With Kim Tae-ri as the coolest ship’s captain a space opera has seen since Han Solo, this orbital South Korean adventure fizzes up familiar elements—ragtag crew, a very special child everyone’s pursuing, a lippy android and hull-scraping chases—to provide an irreverent but impeccably composed update of the sci-fi blockbuster.
Spotlight (2015)Watch on Netflix
Damning in its dedicated precision, Tom McCarthy’s Academy Award Best Picture winner tells the real-life story of the Boston journalists—played by Mark Ruffalo, Rachel McAdams, and Michael Keaton amongst others—who exposed a massive Catholic Church child abuse scandal covered up by the city’s institutions.
TÁR (2022)Watch on Netflix
In her remarkable career, where the most thrilling roles feel less like performances than the deepest of inheritances, Cate Blanchett may never have a part as exquisitely precise as Lydia Tár: an acclaimed symphony conductor and wielder of withering power whose privilege unwinds in this psychological thriller where writer/director Todd Field scrupulously reveals the character’s every malignancy.
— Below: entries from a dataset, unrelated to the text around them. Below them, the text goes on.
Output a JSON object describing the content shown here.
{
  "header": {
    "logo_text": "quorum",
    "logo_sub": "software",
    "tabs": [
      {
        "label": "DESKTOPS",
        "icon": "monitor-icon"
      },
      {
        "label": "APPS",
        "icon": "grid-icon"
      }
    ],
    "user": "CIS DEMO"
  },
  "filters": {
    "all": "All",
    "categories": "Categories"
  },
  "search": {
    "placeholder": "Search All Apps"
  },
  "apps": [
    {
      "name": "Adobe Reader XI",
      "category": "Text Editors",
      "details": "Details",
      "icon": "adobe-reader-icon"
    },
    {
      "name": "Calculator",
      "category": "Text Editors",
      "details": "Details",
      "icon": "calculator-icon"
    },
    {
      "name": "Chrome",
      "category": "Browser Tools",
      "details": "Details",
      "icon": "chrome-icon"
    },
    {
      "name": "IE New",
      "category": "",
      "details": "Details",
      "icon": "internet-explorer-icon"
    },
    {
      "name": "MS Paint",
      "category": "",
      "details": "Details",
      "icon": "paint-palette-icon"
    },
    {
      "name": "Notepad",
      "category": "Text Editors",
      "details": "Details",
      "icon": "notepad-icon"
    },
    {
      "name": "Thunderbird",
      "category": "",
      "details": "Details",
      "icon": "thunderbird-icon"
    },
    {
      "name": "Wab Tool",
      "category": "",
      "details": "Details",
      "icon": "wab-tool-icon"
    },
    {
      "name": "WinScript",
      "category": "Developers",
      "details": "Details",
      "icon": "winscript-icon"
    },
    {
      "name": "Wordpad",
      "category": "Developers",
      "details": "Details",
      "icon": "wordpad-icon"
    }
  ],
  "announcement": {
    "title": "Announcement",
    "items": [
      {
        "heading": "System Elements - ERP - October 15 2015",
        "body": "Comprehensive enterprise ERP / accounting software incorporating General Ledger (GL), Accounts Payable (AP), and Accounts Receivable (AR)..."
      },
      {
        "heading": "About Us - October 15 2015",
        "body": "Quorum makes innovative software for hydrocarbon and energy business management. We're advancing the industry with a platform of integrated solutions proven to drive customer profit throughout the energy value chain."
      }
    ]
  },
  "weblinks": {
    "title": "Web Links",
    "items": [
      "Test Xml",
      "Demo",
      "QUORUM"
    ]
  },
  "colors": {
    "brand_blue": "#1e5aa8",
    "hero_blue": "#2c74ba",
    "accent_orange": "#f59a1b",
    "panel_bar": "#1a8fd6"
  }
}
A stone-cold classic.
Uncut Gems (2020)Watch on Netflix
A pair of excellent Adam Sandler performances make this list; please do not watch any other of his Netflix originals. With its echoes of Abel Ferrara’s Bad Lieutenant, this pressure cooker thriller, made with signature style by siblings Josh and Benny Safdie, stars the comic as a hustling NYC jeweller constantly raising the stakes of his own bets.
Under the Shadow (2016)Watch on Netflix
Set in 1980s wartime Tehran, Babak Anvari’s horror film about a menacing spirit nightmarishly mixes ancient myth and contemporary political repression to terrifying effect.
This guide is regularly updated to reflect changes in Netflix’s catalogue. For a list of capsule reviews that have been removed from this page because they are no longer available on the platform, visit here.